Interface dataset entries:
▼
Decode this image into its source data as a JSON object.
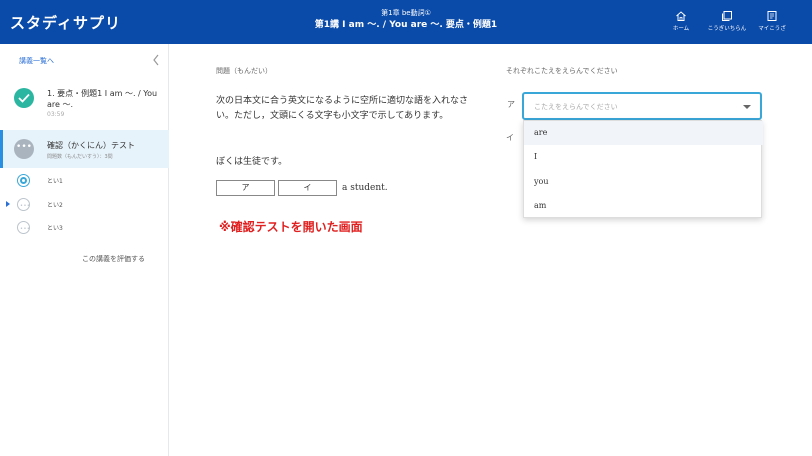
{
  "header": {
    "logo": "スタディサプリ",
    "chapter": "第1章 be動詞①",
    "lesson": "第1講 I am ～. / You are ～. 要点・例題1",
    "nav": [
      {
        "label": "ホーム",
        "icon": "home-icon"
      },
      {
        "label": "こうぎいちらん",
        "icon": "lecture-list-icon"
      },
      {
        "label": "マイこうざ",
        "icon": "my-course-icon"
      }
    ]
  },
  "sidebar": {
    "back": "講義一覧へ",
    "lesson": {
      "title": "1. 要点・例題1 I am ～. / You are ～.",
      "time": "03:59"
    },
    "test": {
      "title": "確認（かくにん）テスト",
      "sub": "問題数（もんだいすう）：3問"
    },
    "questions": [
      "とい1",
      "とい2",
      "とい3"
    ],
    "rate": "この講義を評価する"
  },
  "main": {
    "question_head": "問題（もんだい）",
    "instruction": "次の日本文に合う英文になるように空所に適切な語を入れなさい。ただし，文頭にくる文字も小文字で示してあります。",
    "sentence": "ぼくは生徒です。",
    "blank_a": "ア",
    "blank_i": "イ",
    "after_blanks": "a student.",
    "annotation": "※確認テストを開いた画面"
  },
  "answer": {
    "head": "それぞれこたえをえらんでください",
    "label_a": "ア",
    "label_i": "イ",
    "placeholder": "こたえをえらんでください",
    "options": [
      "are",
      "I",
      "you",
      "am"
    ]
  },
  "colors": {
    "header": "#0a4aa8",
    "accent": "#3aa7d9",
    "check": "#2bb6a1",
    "annotation": "#e02020"
  }
}
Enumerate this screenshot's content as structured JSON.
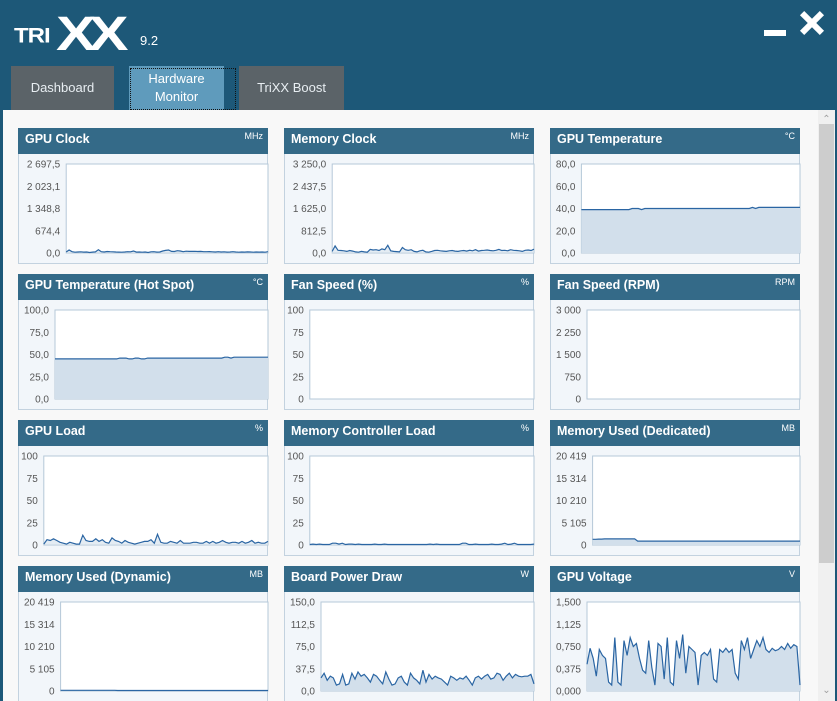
{
  "app": {
    "logo_prefix": "TRI",
    "logo_mark": "XX",
    "version": "9.2",
    "minimize_icon": "minimize-icon",
    "close_icon": "close-icon"
  },
  "tabs": [
    {
      "label": "Dashboard",
      "active": false
    },
    {
      "label": "Hardware Monitor",
      "active": true
    },
    {
      "label": "TriXX Boost",
      "active": false
    }
  ],
  "scrollbar": {
    "up_glyph": "^",
    "down_glyph": "v",
    "position_fraction": 0.0,
    "visible_fraction": 0.74
  },
  "colors": {
    "titlebar": "#1d5878",
    "panel_header": "#346a88",
    "line": "#2a65a3",
    "fill": "#d2dfeb",
    "active_tab": "#5f9bbc",
    "inactive_tab": "#5b6368"
  },
  "chart_data": [
    {
      "type": "area",
      "title": "GPU Clock",
      "unit": "MHz",
      "ylim": [
        0,
        2697.5
      ],
      "yticks": [
        "2 697,5",
        "2 023,1",
        "1 348,8",
        "674,4",
        "0,0"
      ],
      "fill": false,
      "values": [
        30,
        90,
        40,
        25,
        30,
        35,
        28,
        30,
        15,
        28,
        32,
        100,
        40,
        30,
        45,
        38,
        35,
        30,
        28,
        25,
        30,
        40,
        35,
        60,
        28,
        30,
        25,
        30,
        15,
        35,
        40,
        28,
        30,
        60,
        80,
        90,
        50,
        45,
        70,
        60,
        40,
        55,
        50,
        48,
        52,
        45,
        50,
        40,
        38,
        42,
        35,
        30,
        40,
        30,
        35,
        28,
        30,
        38,
        30,
        25,
        30,
        28,
        32,
        30,
        25,
        30,
        28,
        30,
        25,
        40
      ]
    },
    {
      "type": "area",
      "title": "Memory Clock",
      "unit": "MHz",
      "ylim": [
        0,
        3250
      ],
      "yticks": [
        "3 250,0",
        "2 437,5",
        "1 625,0",
        "812,5",
        "0,0"
      ],
      "fill": false,
      "values": [
        60,
        260,
        100,
        90,
        80,
        60,
        90,
        70,
        40,
        30,
        60,
        40,
        30,
        130,
        110,
        120,
        90,
        150,
        120,
        280,
        80,
        60,
        50,
        40,
        200,
        120,
        100,
        120,
        60,
        40,
        80,
        100,
        40,
        30,
        60,
        90,
        100,
        80,
        70,
        60,
        80,
        90,
        70,
        60,
        80,
        90,
        70,
        100,
        80,
        120,
        70,
        90,
        100,
        110,
        90,
        80,
        100,
        130,
        90,
        100,
        80,
        120,
        100,
        90,
        80,
        60,
        100,
        110,
        90,
        140
      ]
    },
    {
      "type": "area",
      "title": "GPU Temperature",
      "unit": "°C",
      "ylim": [
        0,
        80
      ],
      "yticks": [
        "80,0",
        "60,0",
        "40,0",
        "20,0",
        "0,0"
      ],
      "fill": true,
      "values": [
        39,
        39,
        39,
        39,
        39,
        39,
        39,
        39,
        39,
        39,
        39,
        39,
        39,
        39,
        39,
        39,
        40,
        40,
        40,
        39,
        40,
        40,
        40,
        40,
        40,
        40,
        40,
        40,
        40,
        40,
        40,
        40,
        40,
        40,
        40,
        40,
        40,
        40,
        40,
        40,
        40,
        40,
        40,
        40,
        40,
        40,
        40,
        40,
        40,
        40,
        40,
        40,
        40,
        40,
        41,
        40,
        41,
        41,
        41,
        41,
        41,
        41,
        41,
        41,
        41,
        41,
        41,
        41,
        41,
        41
      ]
    },
    {
      "type": "area",
      "title": "GPU Temperature (Hot Spot)",
      "unit": "°C",
      "ylim": [
        0,
        100
      ],
      "yticks": [
        "100,0",
        "75,0",
        "50,0",
        "25,0",
        "0,0"
      ],
      "fill": true,
      "values": [
        45,
        45,
        45,
        45,
        45,
        45,
        45,
        45,
        45,
        45,
        45,
        45,
        45,
        45,
        45,
        45,
        45,
        45,
        45,
        45,
        45,
        46,
        46,
        46,
        45,
        45,
        46,
        46,
        45,
        45,
        46,
        46,
        46,
        46,
        46,
        46,
        46,
        46,
        46,
        46,
        46,
        46,
        46,
        46,
        46,
        46,
        46,
        46,
        46,
        46,
        46,
        46,
        46,
        46,
        46,
        47,
        47,
        46,
        47,
        47,
        47,
        47,
        47,
        47,
        47,
        47,
        47,
        47,
        47,
        47
      ]
    },
    {
      "type": "area",
      "title": "Fan Speed (%)",
      "unit": "%",
      "ylim": [
        0,
        100
      ],
      "yticks": [
        "100",
        "75",
        "50",
        "25",
        "0"
      ],
      "fill": false,
      "values": []
    },
    {
      "type": "area",
      "title": "Fan Speed (RPM)",
      "unit": "RPM",
      "ylim": [
        0,
        3000
      ],
      "yticks": [
        "3 000",
        "2 250",
        "1 500",
        "750",
        "0"
      ],
      "fill": false,
      "values": []
    },
    {
      "type": "area",
      "title": "GPU Load",
      "unit": "%",
      "ylim": [
        0,
        100
      ],
      "yticks": [
        "100",
        "75",
        "50",
        "25",
        "0"
      ],
      "fill": false,
      "values": [
        1,
        6,
        5,
        7,
        5,
        3,
        2,
        1,
        3,
        2,
        1,
        1,
        11,
        5,
        4,
        4,
        7,
        4,
        6,
        3,
        2,
        8,
        5,
        4,
        2,
        5,
        3,
        2,
        1,
        2,
        3,
        4,
        4,
        6,
        2,
        12,
        3,
        2,
        2,
        4,
        3,
        2,
        5,
        2,
        2,
        2,
        3,
        3,
        2,
        2,
        4,
        2,
        4,
        2,
        3,
        5,
        3,
        2,
        3,
        3,
        2,
        4,
        2,
        3,
        5,
        2,
        3,
        2,
        2,
        4
      ]
    },
    {
      "type": "area",
      "title": "Memory Controller Load",
      "unit": "%",
      "ylim": [
        0,
        100
      ],
      "yticks": [
        "100",
        "75",
        "50",
        "25",
        "0"
      ],
      "fill": false,
      "values": [
        0,
        1,
        0,
        1,
        0,
        0,
        0,
        2,
        2,
        1,
        2,
        0,
        1,
        1,
        0,
        1,
        0,
        0,
        0,
        0,
        1,
        0,
        0,
        1,
        0,
        0,
        0,
        0,
        0,
        0,
        0,
        0,
        0,
        0,
        0,
        0,
        0,
        1,
        0,
        1,
        0,
        0,
        0,
        0,
        0,
        0,
        0,
        2,
        2,
        0,
        0,
        1,
        0,
        0,
        0,
        0,
        1,
        0,
        0,
        1,
        2,
        0,
        1,
        2,
        0,
        0,
        0,
        0,
        0,
        1
      ]
    },
    {
      "type": "area",
      "title": "Memory Used (Dedicated)",
      "unit": "MB",
      "ylim": [
        0,
        20419
      ],
      "yticks": [
        "20 419",
        "15 314",
        "10 210",
        "5 105",
        "0"
      ],
      "fill": true,
      "values": [
        1300,
        1300,
        1350,
        1350,
        1400,
        1400,
        1400,
        1400,
        1400,
        1400,
        1400,
        1400,
        1400,
        1400,
        1400,
        900,
        900,
        900,
        900,
        900,
        900,
        900,
        900,
        900,
        900,
        900,
        900,
        900,
        900,
        900,
        900,
        900,
        900,
        900,
        900,
        900,
        900,
        900,
        900,
        900,
        900,
        900,
        900,
        900,
        900,
        900,
        900,
        900,
        900,
        900,
        900,
        900,
        900,
        900,
        900,
        900,
        900,
        900,
        900,
        900,
        900,
        900,
        900,
        900,
        900,
        900,
        900,
        900,
        900,
        900
      ]
    },
    {
      "type": "area",
      "title": "Memory Used (Dynamic)",
      "unit": "MB",
      "ylim": [
        0,
        20419
      ],
      "yticks": [
        "20 419",
        "15 314",
        "10 210",
        "5 105",
        "0"
      ],
      "fill": false,
      "values": [
        150,
        150,
        150,
        150,
        150,
        150,
        150,
        150,
        150,
        150,
        150,
        150,
        150,
        150,
        150,
        150,
        150,
        150,
        150,
        0,
        0,
        0,
        0,
        0,
        0,
        0,
        0,
        0,
        0,
        0,
        0,
        0,
        0,
        0,
        0,
        0,
        0,
        0,
        0,
        0,
        0,
        0,
        0,
        0,
        0,
        0,
        0,
        0,
        0,
        0,
        0,
        0,
        0,
        0,
        0,
        0,
        0,
        0,
        0,
        0,
        0,
        0,
        0,
        0,
        0,
        0,
        0,
        0,
        0,
        0
      ]
    },
    {
      "type": "area",
      "title": "Board Power Draw",
      "unit": "W",
      "ylim": [
        0,
        150
      ],
      "yticks": [
        "150,0",
        "112,5",
        "75,0",
        "37,5",
        "0,0"
      ],
      "fill": true,
      "values": [
        22,
        30,
        18,
        25,
        22,
        10,
        12,
        28,
        10,
        12,
        30,
        20,
        32,
        25,
        28,
        22,
        15,
        28,
        25,
        18,
        12,
        32,
        20,
        10,
        12,
        22,
        25,
        15,
        10,
        30,
        22,
        18,
        12,
        35,
        15,
        28,
        20,
        25,
        22,
        20,
        15,
        10,
        25,
        22,
        18,
        22,
        20,
        25,
        18,
        10,
        22,
        25,
        20,
        25,
        28,
        20,
        22,
        30,
        28,
        18,
        25,
        30,
        22,
        28,
        25,
        24,
        25,
        25,
        28,
        12
      ]
    },
    {
      "type": "area",
      "title": "GPU Voltage",
      "unit": "V",
      "ylim": [
        0,
        1.5
      ],
      "yticks": [
        "1,500",
        "1,125",
        "0,750",
        "0,375",
        "0,000"
      ],
      "fill": true,
      "values": [
        0.45,
        0.72,
        0.55,
        0.25,
        0.7,
        0.6,
        0.55,
        0.15,
        0.1,
        0.9,
        0.15,
        0.1,
        0.85,
        0.6,
        0.9,
        0.75,
        0.8,
        0.55,
        0.35,
        0.3,
        0.85,
        0.4,
        0.1,
        0.8,
        0.75,
        0.2,
        0.9,
        0.15,
        0.1,
        0.85,
        0.55,
        0.95,
        0.3,
        0.75,
        0.7,
        0.65,
        0.1,
        0.6,
        0.65,
        0.6,
        0.7,
        0.2,
        0.15,
        0.7,
        0.65,
        0.72,
        0.65,
        0.7,
        0.3,
        0.2,
        0.85,
        0.7,
        0.9,
        0.55,
        0.7,
        0.85,
        0.75,
        0.9,
        0.7,
        0.65,
        0.72,
        0.68,
        0.7,
        0.75,
        0.7,
        0.8,
        0.72,
        0.78,
        0.75,
        0.1
      ]
    }
  ]
}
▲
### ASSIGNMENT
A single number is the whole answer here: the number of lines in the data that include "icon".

### WRITTEN ANSWER
5